Water Aid applauds Rwanda’s sanitation as continental leader

20 February 2013. by Alex Weber

Kigali: Rwanda has become an African leader when it comes to providing its citizens access to safe sanitation, but its progress could stall if funding is not increased, a report by the international development charity Water Aid has found.

Released on Wednesday, the report “Keeping Promises: Why African leaders need now to deliver on their past water and sanitation commitments,” applauded Rwanda for its efforts in improving water and sanitation quality throughout the country, but warned that increased government spending is needed if the country is to keep on track with meeting its Millennium Development Goals.
A survey conducted by the National Institute of Statistics of Rwanda (NISR) found that 1.4 Rwandans over the age of 16 gained access to safe sanitation over the past five years. Access levels increased from 58.5% in 2005/2006 to 74.5% in 2010/2011, the survey found.

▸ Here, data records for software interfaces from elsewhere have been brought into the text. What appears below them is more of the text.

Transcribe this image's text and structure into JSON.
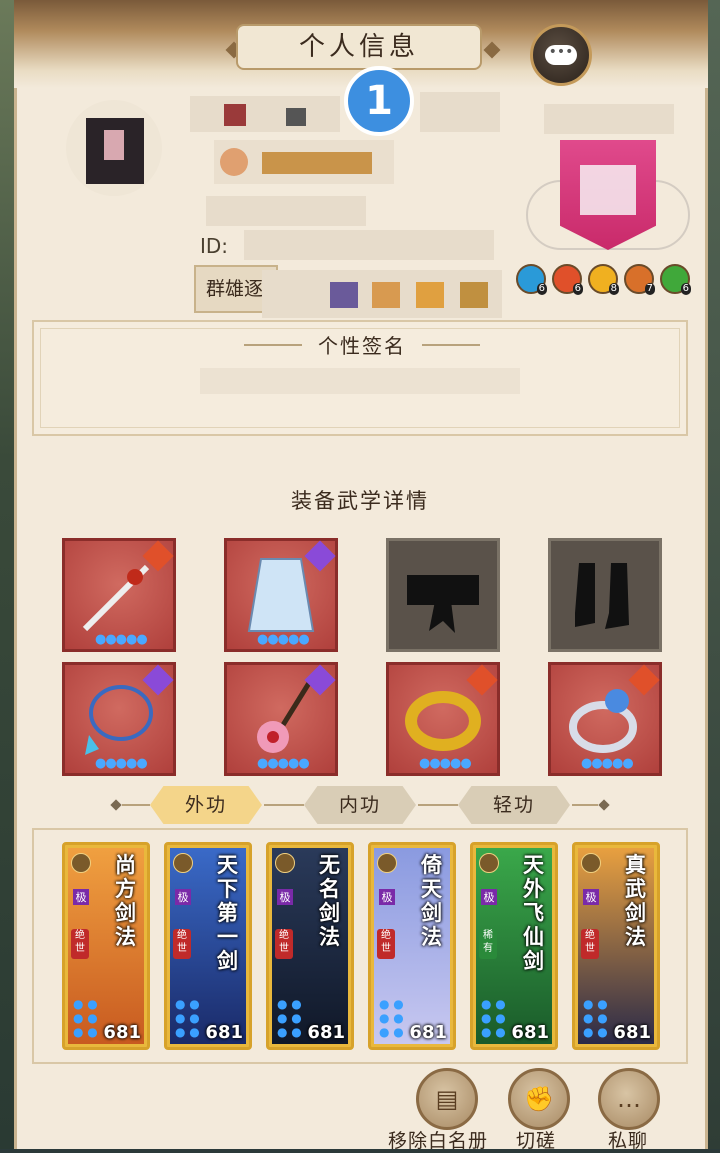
{
  "header": {
    "title": "个人信息"
  },
  "profile": {
    "id_prefix": "ID:",
    "guild_label": "群雄逐"
  },
  "signature": {
    "title": "个性签名"
  },
  "equipment": {
    "title": "装备武学详情",
    "slots": [
      {
        "name": "sword",
        "icon": "sword-icon",
        "filled": true
      },
      {
        "name": "robe",
        "icon": "robe-icon",
        "filled": true
      },
      {
        "name": "belt",
        "icon": "belt-icon",
        "filled": false
      },
      {
        "name": "boots",
        "icon": "boots-icon",
        "filled": false
      },
      {
        "name": "necklace",
        "icon": "necklace-icon",
        "filled": true
      },
      {
        "name": "hairpin",
        "icon": "hairpin-icon",
        "filled": true
      },
      {
        "name": "bracelet",
        "icon": "bracelet-icon",
        "filled": true
      },
      {
        "name": "ring",
        "icon": "ring-icon",
        "filled": true
      }
    ]
  },
  "tabs": [
    {
      "label": "外功",
      "active": true
    },
    {
      "label": "内功",
      "active": false
    },
    {
      "label": "轻功",
      "active": false
    }
  ],
  "skills": [
    {
      "name": "尚方剑法",
      "tier": "极",
      "rarity": "绝世",
      "level": "681"
    },
    {
      "name": "天下第一剑",
      "tier": "极",
      "rarity": "绝世",
      "level": "681"
    },
    {
      "name": "无名剑法",
      "tier": "极",
      "rarity": "绝世",
      "level": "681"
    },
    {
      "name": "倚天剑法",
      "tier": "极",
      "rarity": "绝世",
      "level": "681"
    },
    {
      "name": "天外飞仙剑",
      "tier": "极",
      "rarity": "稀有",
      "level": "681"
    },
    {
      "name": "真武剑法",
      "tier": "极",
      "rarity": "绝世",
      "level": "681"
    }
  ],
  "actions": {
    "remove_whitelist": "移除白名册",
    "spar": "切磋",
    "private_chat": "私聊"
  },
  "orb_levels": [
    "6",
    "6",
    "8",
    "7",
    "6"
  ],
  "colors": {
    "panel": "#f3eadb",
    "accent": "#d7a22a",
    "text": "#3b2b1e"
  }
}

It’s progress means Rwanda has a unique opportunity to demonstrate to other African governments the success that can come from strong government commitment, targeted investment and collaboration with development partners.

However, the WaterAid report discovered a funding gap of $83 million, money that must be invested in sanitation if the Rwandan government is to meet its water and sanitation goals by 2017.

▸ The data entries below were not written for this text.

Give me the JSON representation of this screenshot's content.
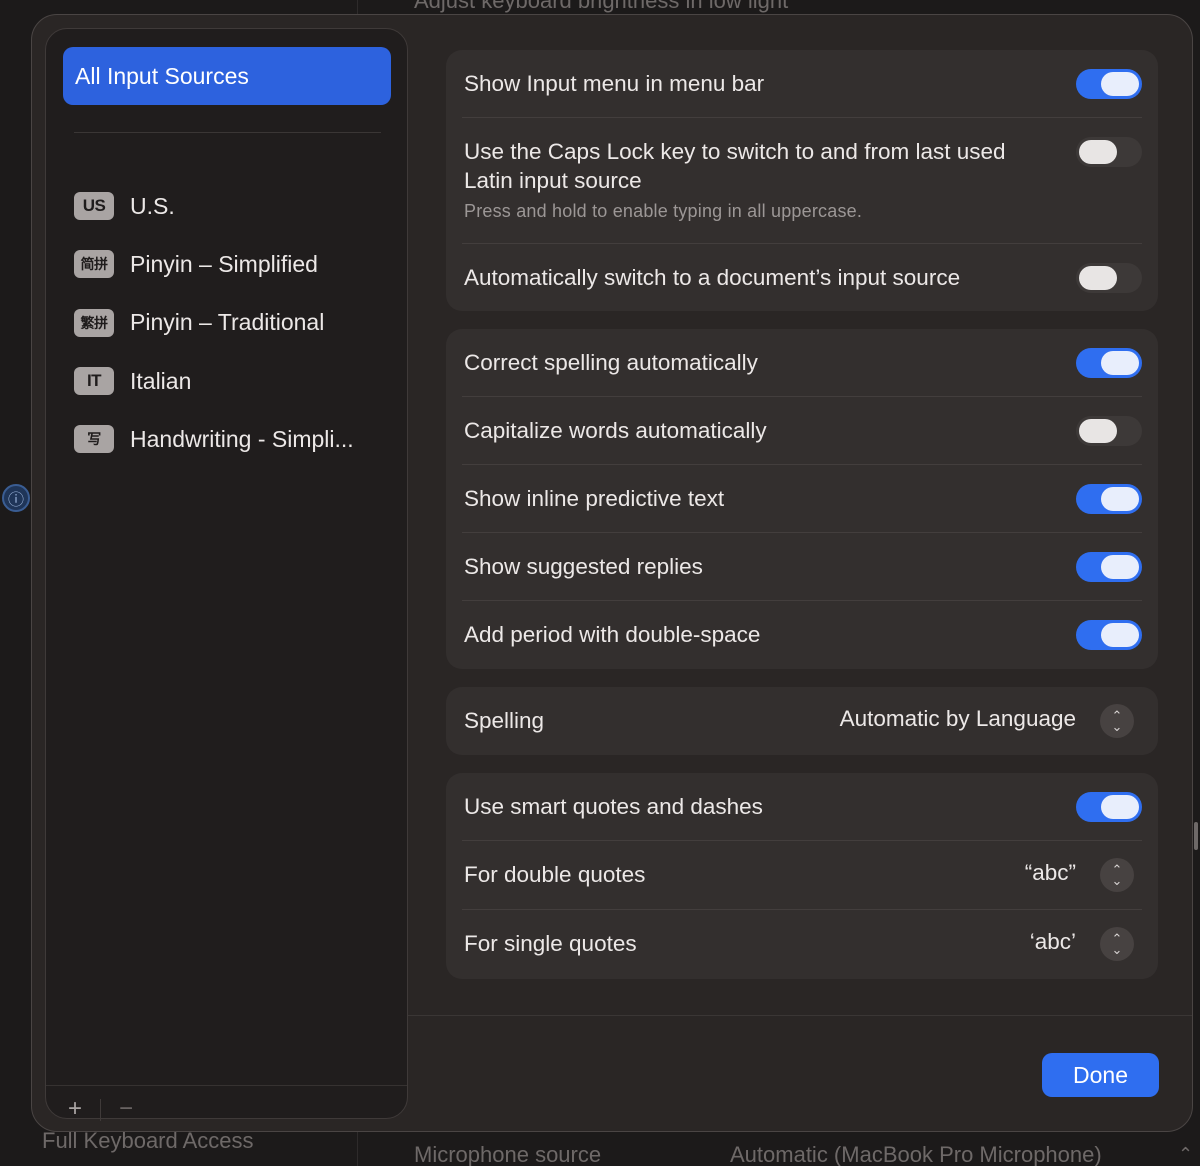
{
  "background": {
    "top_text": "Adjust keyboard brightness in low light",
    "bottom_left_text": "Full Keyboard Access",
    "bottom_mic_label": "Microphone source",
    "bottom_mic_value": "Automatic (MacBook Pro Microphone)"
  },
  "sidebar": {
    "selected_label": "All Input Sources",
    "sources": [
      {
        "badge": "US",
        "label": "U.S.",
        "icon": "us-flag-badge-icon"
      },
      {
        "badge": "简拼",
        "label": "Pinyin – Simplified",
        "icon": "pinyin-simplified-icon"
      },
      {
        "badge": "繁拼",
        "label": "Pinyin – Traditional",
        "icon": "pinyin-traditional-icon"
      },
      {
        "badge": "IT",
        "label": "Italian",
        "icon": "italian-badge-icon"
      },
      {
        "badge": "写",
        "label": "Handwriting - Simpli...",
        "icon": "handwriting-icon"
      }
    ],
    "add_label": "+",
    "remove_label": "−"
  },
  "settings": {
    "input_menu": {
      "label": "Show Input menu in menu bar",
      "on": true
    },
    "caps_lock": {
      "label": "Use the Caps Lock key to switch to and from last used Latin input source",
      "sub": "Press and hold to enable typing in all uppercase.",
      "on": false
    },
    "auto_switch": {
      "label": "Automatically switch to a document’s input source",
      "on": false
    },
    "correct_spelling": {
      "label": "Correct spelling automatically",
      "on": true
    },
    "capitalize": {
      "label": "Capitalize words automatically",
      "on": false
    },
    "inline_predictive": {
      "label": "Show inline predictive text",
      "on": true
    },
    "suggested_replies": {
      "label": "Show suggested replies",
      "on": true
    },
    "double_space": {
      "label": "Add period with double-space",
      "on": true
    },
    "spelling": {
      "label": "Spelling",
      "value": "Automatic by Language"
    },
    "smart_quotes": {
      "label": "Use smart quotes and dashes",
      "on": true
    },
    "double_quotes": {
      "label": "For double quotes",
      "value": "“abc”"
    },
    "single_quotes": {
      "label": "For single quotes",
      "value": "‘abc’"
    }
  },
  "done_label": "Done",
  "colors": {
    "accent": "#2f6ef0",
    "selection": "#2d62de"
  }
}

“Rwanda has made historic progress in increasing access to sanitation and WaterAid is proud to work alongside a government that has shown real political leadership in this area,” said Nshuti Rugerinyange, Water Aid Rwanda’s team leader.

“While we are 100% behind the Government’s drive to reach every Rwandan with safe sanitation by 2017, we feel that spending commitments, particularly, the 2008 eThekwini target of spending 0.5% on sanitation, is a crucial milestone if we are to meet the goal of universal access.”

In 2008, Rwanda, along with other African Union members pledged to increase spending on sanitation and hygiene to 0.5% of its GDP. Between 2008 and 2010, the report states Rwanda spent 0.65% of its GDP on water and sanitation.

In order to remain an example to its African neighbors the report recommends Rwanda its eThekwini target by aiming to spend 1% of GDP on sanitation and hygiene in order to align itself with the 2011 World Bank recommendations.